To do – Reproduce each line of the entries that carries "YOUR".

(The data)

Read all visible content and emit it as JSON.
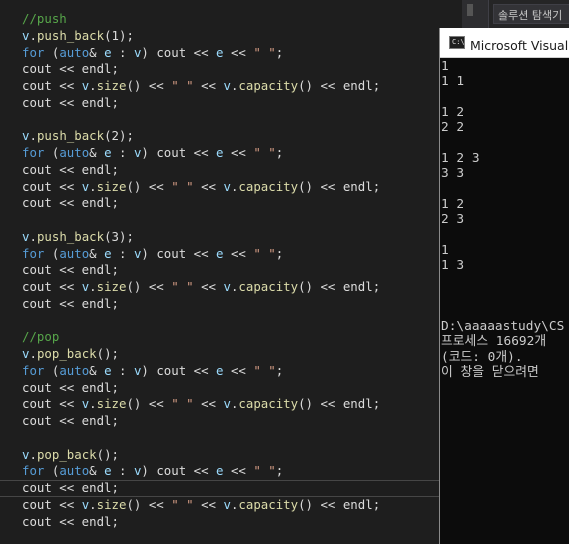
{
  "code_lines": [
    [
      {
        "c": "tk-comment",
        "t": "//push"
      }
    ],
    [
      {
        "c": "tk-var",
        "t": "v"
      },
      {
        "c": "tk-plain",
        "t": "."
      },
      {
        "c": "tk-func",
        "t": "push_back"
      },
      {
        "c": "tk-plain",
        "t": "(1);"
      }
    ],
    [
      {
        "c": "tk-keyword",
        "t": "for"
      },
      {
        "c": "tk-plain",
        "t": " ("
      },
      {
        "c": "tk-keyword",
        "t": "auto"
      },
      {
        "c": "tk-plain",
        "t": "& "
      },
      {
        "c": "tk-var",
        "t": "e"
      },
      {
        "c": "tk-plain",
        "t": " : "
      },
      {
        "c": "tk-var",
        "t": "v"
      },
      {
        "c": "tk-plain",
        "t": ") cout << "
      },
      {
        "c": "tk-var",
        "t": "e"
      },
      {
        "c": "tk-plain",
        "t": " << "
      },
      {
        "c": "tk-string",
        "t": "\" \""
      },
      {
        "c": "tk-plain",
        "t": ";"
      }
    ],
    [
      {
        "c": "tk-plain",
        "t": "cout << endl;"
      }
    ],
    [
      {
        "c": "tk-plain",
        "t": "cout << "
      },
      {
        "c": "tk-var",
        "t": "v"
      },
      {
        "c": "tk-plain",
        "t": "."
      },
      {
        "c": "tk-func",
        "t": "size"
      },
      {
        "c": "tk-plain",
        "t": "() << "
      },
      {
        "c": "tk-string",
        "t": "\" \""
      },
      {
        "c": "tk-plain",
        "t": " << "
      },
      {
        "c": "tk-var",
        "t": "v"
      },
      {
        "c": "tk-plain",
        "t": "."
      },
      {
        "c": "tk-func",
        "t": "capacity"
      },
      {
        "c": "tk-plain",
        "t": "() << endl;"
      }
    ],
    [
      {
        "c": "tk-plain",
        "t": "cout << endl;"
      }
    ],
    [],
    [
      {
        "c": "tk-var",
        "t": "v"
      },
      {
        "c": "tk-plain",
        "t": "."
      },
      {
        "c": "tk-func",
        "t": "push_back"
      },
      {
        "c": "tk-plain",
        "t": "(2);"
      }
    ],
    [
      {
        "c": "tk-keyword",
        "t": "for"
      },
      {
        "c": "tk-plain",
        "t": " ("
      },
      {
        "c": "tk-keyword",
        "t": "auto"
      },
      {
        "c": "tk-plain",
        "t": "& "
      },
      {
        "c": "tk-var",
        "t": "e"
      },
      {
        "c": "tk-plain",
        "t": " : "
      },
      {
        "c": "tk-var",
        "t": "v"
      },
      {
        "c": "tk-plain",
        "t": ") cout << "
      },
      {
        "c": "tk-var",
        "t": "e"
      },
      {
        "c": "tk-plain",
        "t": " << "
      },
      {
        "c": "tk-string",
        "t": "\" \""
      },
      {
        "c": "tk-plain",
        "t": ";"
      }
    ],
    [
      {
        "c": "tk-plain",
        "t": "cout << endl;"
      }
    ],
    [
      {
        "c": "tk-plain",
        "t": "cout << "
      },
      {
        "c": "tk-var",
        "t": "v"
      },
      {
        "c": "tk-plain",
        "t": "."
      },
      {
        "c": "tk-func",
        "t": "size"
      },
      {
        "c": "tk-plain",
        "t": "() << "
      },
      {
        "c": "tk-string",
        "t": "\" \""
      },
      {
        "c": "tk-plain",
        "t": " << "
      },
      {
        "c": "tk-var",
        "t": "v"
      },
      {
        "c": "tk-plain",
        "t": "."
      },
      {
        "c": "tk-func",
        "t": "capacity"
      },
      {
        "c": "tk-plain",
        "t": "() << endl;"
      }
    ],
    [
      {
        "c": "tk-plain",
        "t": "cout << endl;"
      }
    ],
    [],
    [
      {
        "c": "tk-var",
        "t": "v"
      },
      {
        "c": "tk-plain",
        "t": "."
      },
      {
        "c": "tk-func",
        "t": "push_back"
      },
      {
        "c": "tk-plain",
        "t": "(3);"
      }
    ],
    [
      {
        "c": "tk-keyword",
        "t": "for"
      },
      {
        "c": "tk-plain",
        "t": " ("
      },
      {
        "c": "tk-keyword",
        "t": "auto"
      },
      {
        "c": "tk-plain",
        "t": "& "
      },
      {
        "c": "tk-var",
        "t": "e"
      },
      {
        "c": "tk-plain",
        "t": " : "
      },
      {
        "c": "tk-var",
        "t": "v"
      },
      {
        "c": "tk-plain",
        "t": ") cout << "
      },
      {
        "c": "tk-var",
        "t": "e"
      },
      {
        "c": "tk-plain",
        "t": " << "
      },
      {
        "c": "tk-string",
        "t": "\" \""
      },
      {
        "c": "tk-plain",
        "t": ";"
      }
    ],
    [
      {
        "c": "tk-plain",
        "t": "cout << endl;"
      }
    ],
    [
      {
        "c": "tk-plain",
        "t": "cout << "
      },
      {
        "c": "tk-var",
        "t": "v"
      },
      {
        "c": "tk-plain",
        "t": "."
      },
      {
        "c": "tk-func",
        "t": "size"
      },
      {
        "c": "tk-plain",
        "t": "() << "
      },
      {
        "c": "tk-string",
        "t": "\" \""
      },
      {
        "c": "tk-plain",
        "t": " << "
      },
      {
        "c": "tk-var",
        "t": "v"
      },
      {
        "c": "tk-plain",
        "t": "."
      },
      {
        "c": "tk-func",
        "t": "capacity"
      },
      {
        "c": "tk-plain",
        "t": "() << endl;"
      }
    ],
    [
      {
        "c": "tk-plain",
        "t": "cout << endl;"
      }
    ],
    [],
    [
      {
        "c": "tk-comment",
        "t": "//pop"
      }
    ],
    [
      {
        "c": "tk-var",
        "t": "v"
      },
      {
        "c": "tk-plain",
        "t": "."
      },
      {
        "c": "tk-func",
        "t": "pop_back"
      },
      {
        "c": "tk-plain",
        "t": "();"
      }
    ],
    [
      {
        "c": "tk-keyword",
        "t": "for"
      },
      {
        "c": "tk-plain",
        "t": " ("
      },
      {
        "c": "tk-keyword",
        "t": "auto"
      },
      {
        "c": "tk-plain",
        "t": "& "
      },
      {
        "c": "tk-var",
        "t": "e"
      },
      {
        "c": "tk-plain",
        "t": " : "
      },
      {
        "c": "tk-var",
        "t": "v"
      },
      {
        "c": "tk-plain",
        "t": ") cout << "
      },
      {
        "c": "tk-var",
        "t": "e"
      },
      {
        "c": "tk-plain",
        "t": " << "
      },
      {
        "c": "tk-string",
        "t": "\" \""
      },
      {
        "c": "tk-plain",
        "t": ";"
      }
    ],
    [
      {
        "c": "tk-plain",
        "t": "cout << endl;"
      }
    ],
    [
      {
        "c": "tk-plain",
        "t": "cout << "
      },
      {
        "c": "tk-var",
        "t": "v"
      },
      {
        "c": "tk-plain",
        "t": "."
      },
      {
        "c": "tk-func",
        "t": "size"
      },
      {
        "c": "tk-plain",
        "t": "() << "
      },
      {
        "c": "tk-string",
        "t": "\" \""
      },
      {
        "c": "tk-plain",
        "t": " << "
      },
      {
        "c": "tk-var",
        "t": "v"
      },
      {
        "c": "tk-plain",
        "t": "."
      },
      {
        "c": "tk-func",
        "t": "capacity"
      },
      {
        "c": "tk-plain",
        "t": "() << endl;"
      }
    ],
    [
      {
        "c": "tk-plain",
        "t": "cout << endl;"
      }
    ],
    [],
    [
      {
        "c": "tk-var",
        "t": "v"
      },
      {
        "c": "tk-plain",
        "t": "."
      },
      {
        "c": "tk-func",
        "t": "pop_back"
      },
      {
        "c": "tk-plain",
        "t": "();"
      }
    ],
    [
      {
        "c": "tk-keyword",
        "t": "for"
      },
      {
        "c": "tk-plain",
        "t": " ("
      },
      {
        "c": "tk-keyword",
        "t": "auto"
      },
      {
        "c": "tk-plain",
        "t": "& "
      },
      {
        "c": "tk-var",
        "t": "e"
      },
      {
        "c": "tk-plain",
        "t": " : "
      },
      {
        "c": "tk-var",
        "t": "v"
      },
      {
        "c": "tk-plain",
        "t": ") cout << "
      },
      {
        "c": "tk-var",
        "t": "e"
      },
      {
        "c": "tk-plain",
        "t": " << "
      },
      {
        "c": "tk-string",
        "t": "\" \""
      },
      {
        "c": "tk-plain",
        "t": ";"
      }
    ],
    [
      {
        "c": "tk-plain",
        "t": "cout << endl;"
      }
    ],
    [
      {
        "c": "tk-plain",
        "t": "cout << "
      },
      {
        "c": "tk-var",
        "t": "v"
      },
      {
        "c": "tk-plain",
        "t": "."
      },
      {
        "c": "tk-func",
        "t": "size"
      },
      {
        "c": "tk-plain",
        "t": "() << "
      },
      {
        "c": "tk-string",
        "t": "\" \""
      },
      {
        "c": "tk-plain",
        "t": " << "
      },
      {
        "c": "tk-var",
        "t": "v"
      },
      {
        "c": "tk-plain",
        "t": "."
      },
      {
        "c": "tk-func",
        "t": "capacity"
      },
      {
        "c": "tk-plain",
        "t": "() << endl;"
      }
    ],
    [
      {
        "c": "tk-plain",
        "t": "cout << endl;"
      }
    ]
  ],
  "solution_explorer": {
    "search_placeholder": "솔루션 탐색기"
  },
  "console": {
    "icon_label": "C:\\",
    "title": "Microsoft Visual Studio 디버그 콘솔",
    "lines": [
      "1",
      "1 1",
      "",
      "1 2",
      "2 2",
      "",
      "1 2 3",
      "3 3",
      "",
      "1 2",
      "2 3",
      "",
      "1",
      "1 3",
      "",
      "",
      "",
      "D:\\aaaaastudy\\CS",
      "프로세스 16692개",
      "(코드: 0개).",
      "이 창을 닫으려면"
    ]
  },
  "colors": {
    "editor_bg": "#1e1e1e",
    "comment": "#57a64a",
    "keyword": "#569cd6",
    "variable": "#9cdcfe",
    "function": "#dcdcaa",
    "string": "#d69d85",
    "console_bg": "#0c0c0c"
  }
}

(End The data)
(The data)

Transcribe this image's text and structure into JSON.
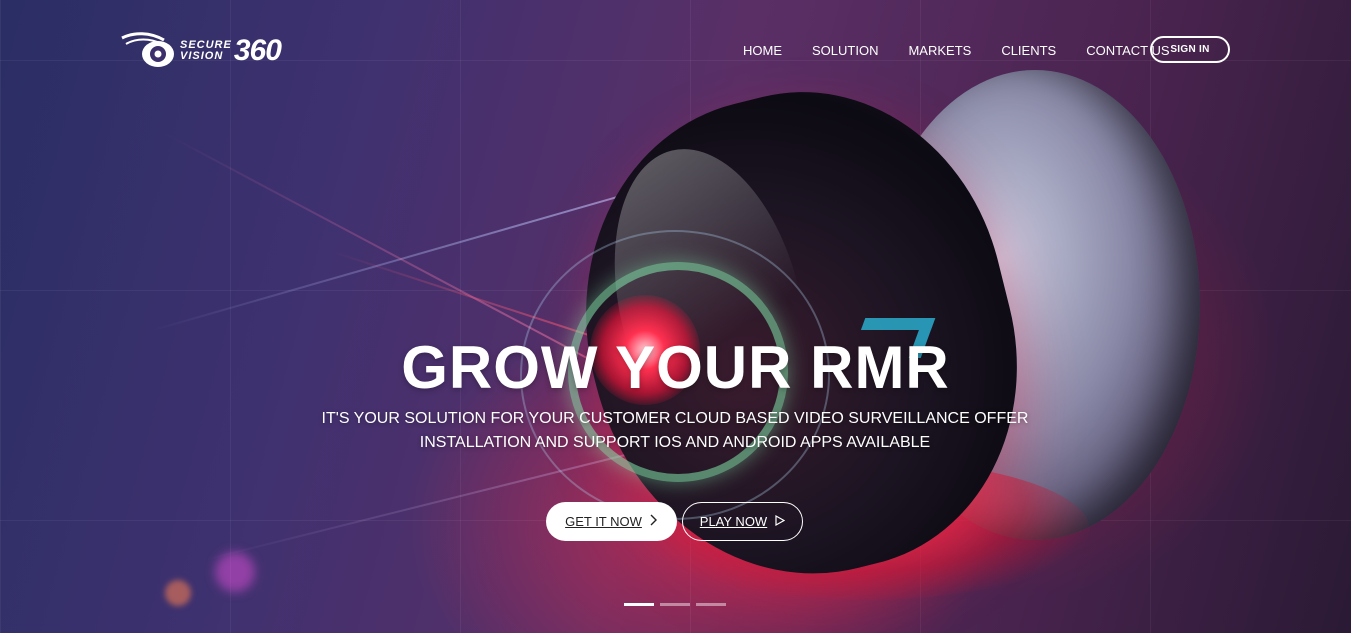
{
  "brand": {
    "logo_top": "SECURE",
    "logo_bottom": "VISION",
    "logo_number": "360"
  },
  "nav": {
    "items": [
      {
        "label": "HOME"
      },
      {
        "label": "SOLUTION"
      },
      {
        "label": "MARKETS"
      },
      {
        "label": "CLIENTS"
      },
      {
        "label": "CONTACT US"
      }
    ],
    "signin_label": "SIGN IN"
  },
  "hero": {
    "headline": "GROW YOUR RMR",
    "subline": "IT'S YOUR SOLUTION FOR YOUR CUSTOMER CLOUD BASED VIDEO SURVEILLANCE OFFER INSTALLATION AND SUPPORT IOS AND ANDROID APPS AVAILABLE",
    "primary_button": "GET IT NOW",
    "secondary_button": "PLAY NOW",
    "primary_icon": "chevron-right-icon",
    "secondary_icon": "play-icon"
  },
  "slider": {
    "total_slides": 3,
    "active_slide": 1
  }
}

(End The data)

Task answer –
    "headline": "GROW YOUR RMR",
    "subline": "IT'S YOUR SOLUTION FOR YOUR CUSTOMER CLOUD BASED VIDEO SURVEILLANCE OFFER INSTALLATION AND SUPPORT IOS AND ANDROID APPS AVAILABLE",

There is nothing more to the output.